Antler Drifts

 bone pressure flaker cherokee co

 bone drift Danny Deer antler Drift Leon

David DeJarnette, Edward Kurjack, and James Cambron named this tool at the Stanfield-Worley site in Colbert County, Alabama.[i] They described it as being used in the indirect percussion method of flint knapping.

         Bennie Keel recovered examples of these punches or drifts from the Tuckasegee site located at the forks of the Tuckasegee River in southern Jackson County, North Carolina. Keel noted that these punches were made from the brow tine of the deer antler. The use as a punch is evidenced by its blunted and splintered distal end. The tine had been removed by scoring and snapping it off the rack.

         The Tuckasegee site contained Connestee, Pigeon, and Swannanoa pottery, dating the use of this tool at that site from the Early Woodland period until sometime after 750 A.D. Examples from the collection of Mr. Danny Greenway and Mr. Leon Perry from the Ogeechee River basin (above) indicate their use as early as the Late Archaic period.  

 


DeJarnette, David L., Edward B. Kurjack, and James W. Cambron

1962       Stanfield-Worley Bluff Shelter Excavations, Journal of Alabama Archaeological, Vol.VII, No.1&2

 



[i] DeJarnette, David L., Edward B. Kurjack, and James W. Cambron
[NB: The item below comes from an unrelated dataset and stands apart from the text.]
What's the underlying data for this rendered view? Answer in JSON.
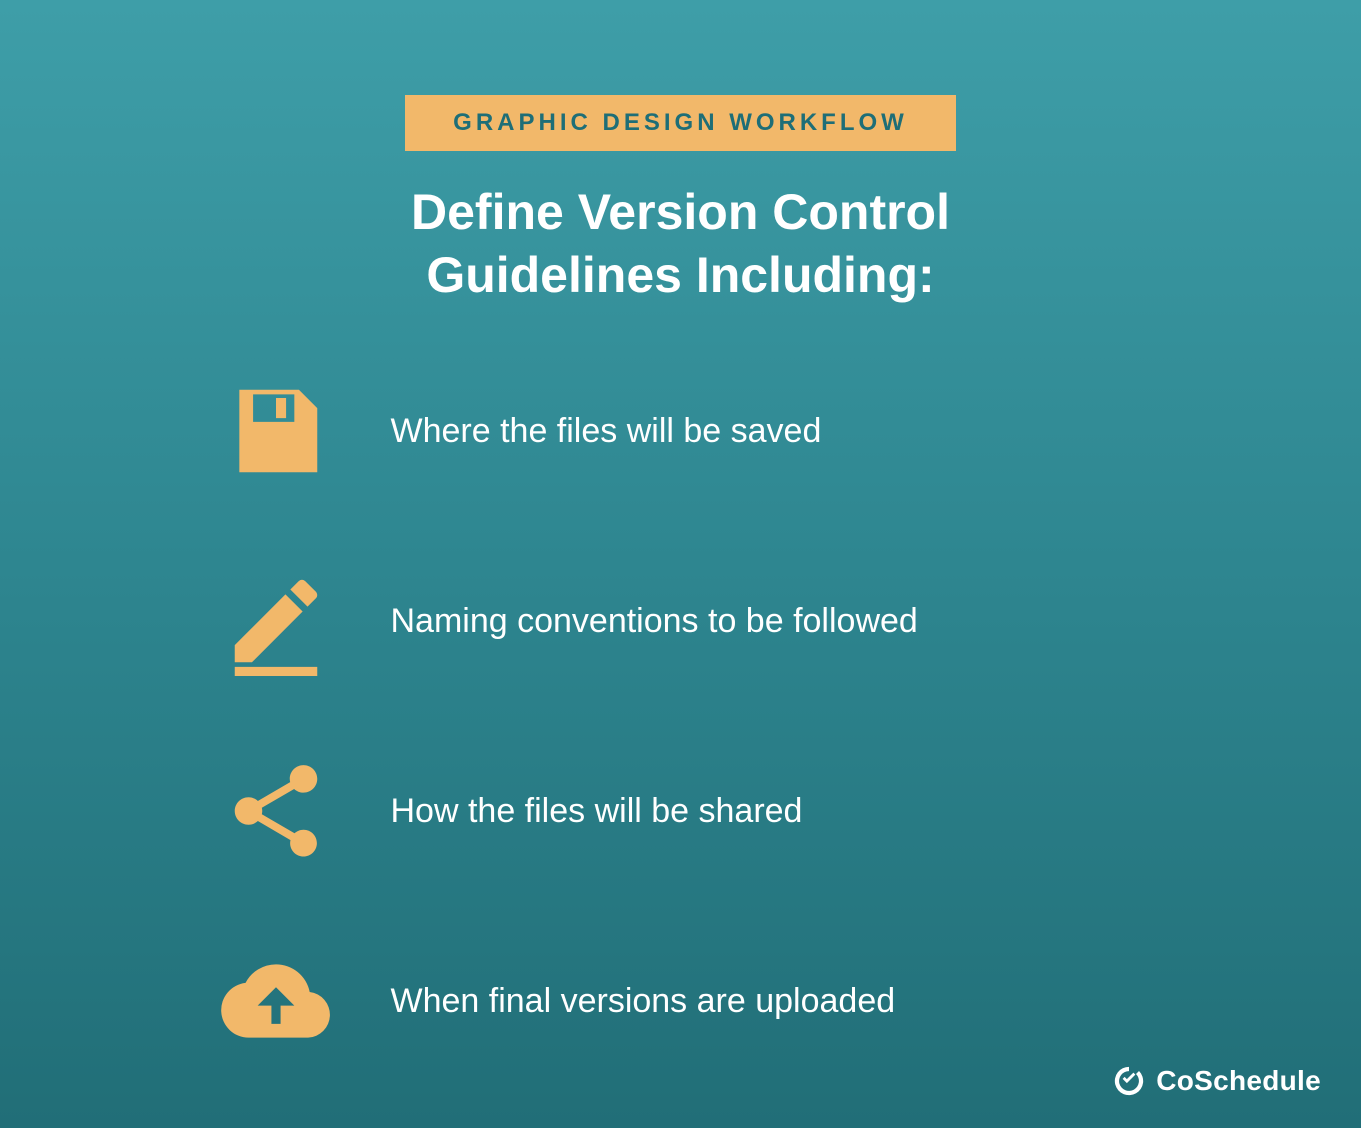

1962       Stanfield-Worley Bluff Shelter Excavations, Journal of Alabama Archaeological, Vol.VII, No.1&2